“We don’t have any indication that the candidate [Hillary Clinton] was personally aware of Mr. Thompson’s illicit activities,” he said.

The documents provide insights into little-known aspects of the closely watched 2008 Democratic primaries, including the role played by LULAC.

What appeared to be genuine grass-roots activities by the Latino rights organization are instead portrayed in the court filings as part of an orchestrated campaign by Clinton’s allies, financed by huge sums of undisclosed money.

Thompson, for instance, paid LULAC $50,000 to file a lawsuit in Texas, challenging the state’s process for choosing Democratic presidential delegates, the court papers say.

The documents also say that Thompson arranged for $150,000 to be transferred to LULAC to transport and lodge activists holding a protest in Washington, recording the payment as a charitable donation, according to the court papers.

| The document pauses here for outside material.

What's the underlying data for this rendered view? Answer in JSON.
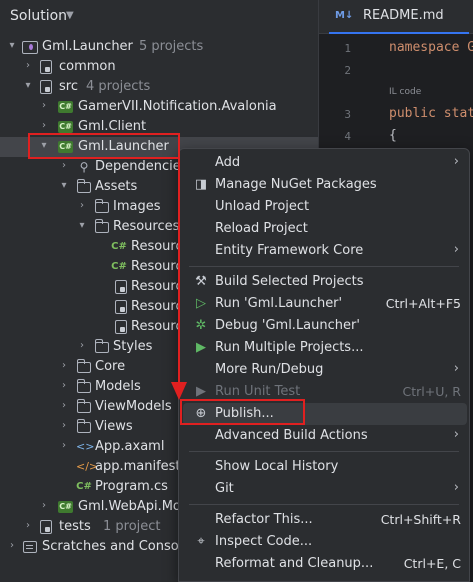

Later that month, LULAC bused demonstrators from Florida to Washington, where they protested in front of the Democratic National Committee headquarters over the party’s decision not to seat the state’s delegates.

After the event, Vera sent an e-mail to Thompson and Moore with the subject line “Media Coverage Florida Voters,” the court papers say.

“There was a great event today organized by [LULAC] . . . Hundreds came to DC and demonstrated,” he wrote.

At the time, the protest appeared to be an outburst of genuine anger on the part of ordinary Florida Democrats upset that party rules would prevent their votes from counting in the nomination process.

Glenda O’Laughlin, 71, who took part in the demonstration, said participants were given a free bus trip to Washington and a free night’s stay at a hotel in Virginia before they were taken into the city and deposited in front of the DNC.

But, she said, the event seemed pointless.

“I said, ‘What am I supposed to do? Carry a sign?’ I felt pretty stupid,” she said. “I thought it was such a waste, so disorganized, so asinine.”

“It makes more sense now,” O’Laughlin added.

Alice Crites, Tom Hamburger and Ann E. Marimow contributed to this report.